> **INPUT DATA**
────────────────────

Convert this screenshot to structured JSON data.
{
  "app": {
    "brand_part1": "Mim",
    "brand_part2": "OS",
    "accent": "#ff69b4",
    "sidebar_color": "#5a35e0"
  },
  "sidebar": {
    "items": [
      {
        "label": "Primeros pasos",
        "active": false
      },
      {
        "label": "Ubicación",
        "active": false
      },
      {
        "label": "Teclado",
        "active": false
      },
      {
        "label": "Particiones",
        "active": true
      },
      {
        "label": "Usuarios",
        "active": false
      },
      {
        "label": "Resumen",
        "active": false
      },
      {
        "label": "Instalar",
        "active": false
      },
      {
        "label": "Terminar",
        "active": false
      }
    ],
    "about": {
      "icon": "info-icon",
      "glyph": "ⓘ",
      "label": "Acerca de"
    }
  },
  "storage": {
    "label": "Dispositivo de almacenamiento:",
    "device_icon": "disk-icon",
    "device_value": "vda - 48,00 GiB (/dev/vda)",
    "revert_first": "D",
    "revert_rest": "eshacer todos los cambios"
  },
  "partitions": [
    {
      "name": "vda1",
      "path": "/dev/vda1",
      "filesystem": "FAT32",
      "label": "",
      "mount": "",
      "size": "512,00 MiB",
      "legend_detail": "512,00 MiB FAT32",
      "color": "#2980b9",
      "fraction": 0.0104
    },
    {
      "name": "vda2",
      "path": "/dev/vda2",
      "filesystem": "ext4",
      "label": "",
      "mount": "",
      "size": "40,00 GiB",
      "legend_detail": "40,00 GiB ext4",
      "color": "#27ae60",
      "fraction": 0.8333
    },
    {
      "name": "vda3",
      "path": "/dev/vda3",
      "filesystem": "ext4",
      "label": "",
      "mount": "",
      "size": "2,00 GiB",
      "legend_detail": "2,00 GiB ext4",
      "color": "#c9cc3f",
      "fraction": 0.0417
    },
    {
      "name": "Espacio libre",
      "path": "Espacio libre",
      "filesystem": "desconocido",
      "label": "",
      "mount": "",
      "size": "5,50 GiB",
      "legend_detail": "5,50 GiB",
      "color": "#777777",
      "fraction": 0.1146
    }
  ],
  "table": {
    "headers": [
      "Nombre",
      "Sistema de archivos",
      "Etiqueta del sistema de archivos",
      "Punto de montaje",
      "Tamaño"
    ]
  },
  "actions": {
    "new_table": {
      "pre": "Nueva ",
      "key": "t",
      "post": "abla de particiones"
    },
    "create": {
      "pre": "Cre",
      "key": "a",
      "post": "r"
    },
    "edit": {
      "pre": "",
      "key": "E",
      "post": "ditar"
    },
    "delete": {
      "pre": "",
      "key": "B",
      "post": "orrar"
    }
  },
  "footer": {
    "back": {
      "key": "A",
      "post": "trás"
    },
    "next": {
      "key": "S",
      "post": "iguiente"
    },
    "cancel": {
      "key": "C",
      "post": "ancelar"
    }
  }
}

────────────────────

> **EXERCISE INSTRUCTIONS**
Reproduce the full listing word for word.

> **RESULT OF THIS EXERCISE**
Convert this screenshot to structured JSON data.
{
  "app": {
    "brand_part1": "Mim",
    "brand_part2": "OS",
    "accent": "#ff69b4",
    "sidebar_color": "#5a35e0"
  },
  "sidebar": {
    "items": [
      {
        "label": "Primeros pasos",
        "active": false
      },
      {
        "label": "Ubicación",
        "active": false
      },
      {
        "label": "Teclado",
        "active": false
      },
      {
        "label": "Particiones",
        "active": true
      },
      {
        "label": "Usuarios",
        "active": false
      },
      {
        "label": "Resumen",
        "active": false
      },
      {
        "label": "Instalar",
        "active": false
      },
      {
        "label": "Terminar",
        "active": false
      }
    ],
    "about": {
      "icon": "info-icon",
      "glyph": "ⓘ",
      "label": "Acerca de"
    }
  },
  "storage": {
    "label": "Dispositivo de almacenamiento:",
    "device_icon": "disk-icon",
    "device_value": "vda - 48,00 GiB (/dev/vda)",
    "revert_first": "D",
    "revert_rest": "eshacer todos los cambios"
  },
  "partitions": [
    {
      "name": "vda1",
      "path": "/dev/vda1",
      "filesystem": "FAT32",
      "label": "",
      "mount": "",
      "size": "512,00 MiB",
      "legend_detail": "512,00 MiB FAT32",
      "color": "#2980b9",
      "fraction": 0.0104
    },
    {
      "name": "vda2",
      "path": "/dev/vda2",
      "filesystem": "ext4",
      "label": "",
      "mount": "",
      "size": "40,00 GiB",
      "legend_detail": "40,00 GiB ext4",
      "color": "#27ae60",
      "fraction": 0.8333
    },
    {
      "name": "vda3",
      "path": "/dev/vda3",
      "filesystem": "ext4",
      "label": "",
      "mount": "",
      "size": "2,00 GiB",
      "legend_detail": "2,00 GiB ext4",
      "color": "#c9cc3f",
      "fraction": 0.0417
    },
    {
      "name": "Espacio libre",
      "path": "Espacio libre",
      "filesystem": "desconocido",
      "label": "",
      "mount": "",
      "size": "5,50 GiB",
      "legend_detail": "5,50 GiB",
      "color": "#777777",
      "fraction": 0.1146
    }
  ],
  "table": {
    "headers": [
      "Nombre",
      "Sistema de archivos",
      "Etiqueta del sistema de archivos",
      "Punto de montaje",
      "Tamaño"
    ]
  },
  "actions": {
    "new_table": {
      "pre": "Nueva ",
      "key": "t",
      "post": "abla de particiones"
    },
    "create": {
      "pre": "Cre",
      "key": "a",
      "post": "r"
    },
    "edit": {
      "pre": "",
      "key": "E",
      "post": "ditar"
    },
    "delete": {
      "pre": "",
      "key": "B",
      "post": "orrar"
    }
  },
  "footer": {
    "back": {
      "key": "A",
      "post": "trás"
    },
    "next": {
      "key": "S",
      "post": "iguiente"
    },
    "cancel": {
      "key": "C",
      "post": "ancelar"
    }
  }
}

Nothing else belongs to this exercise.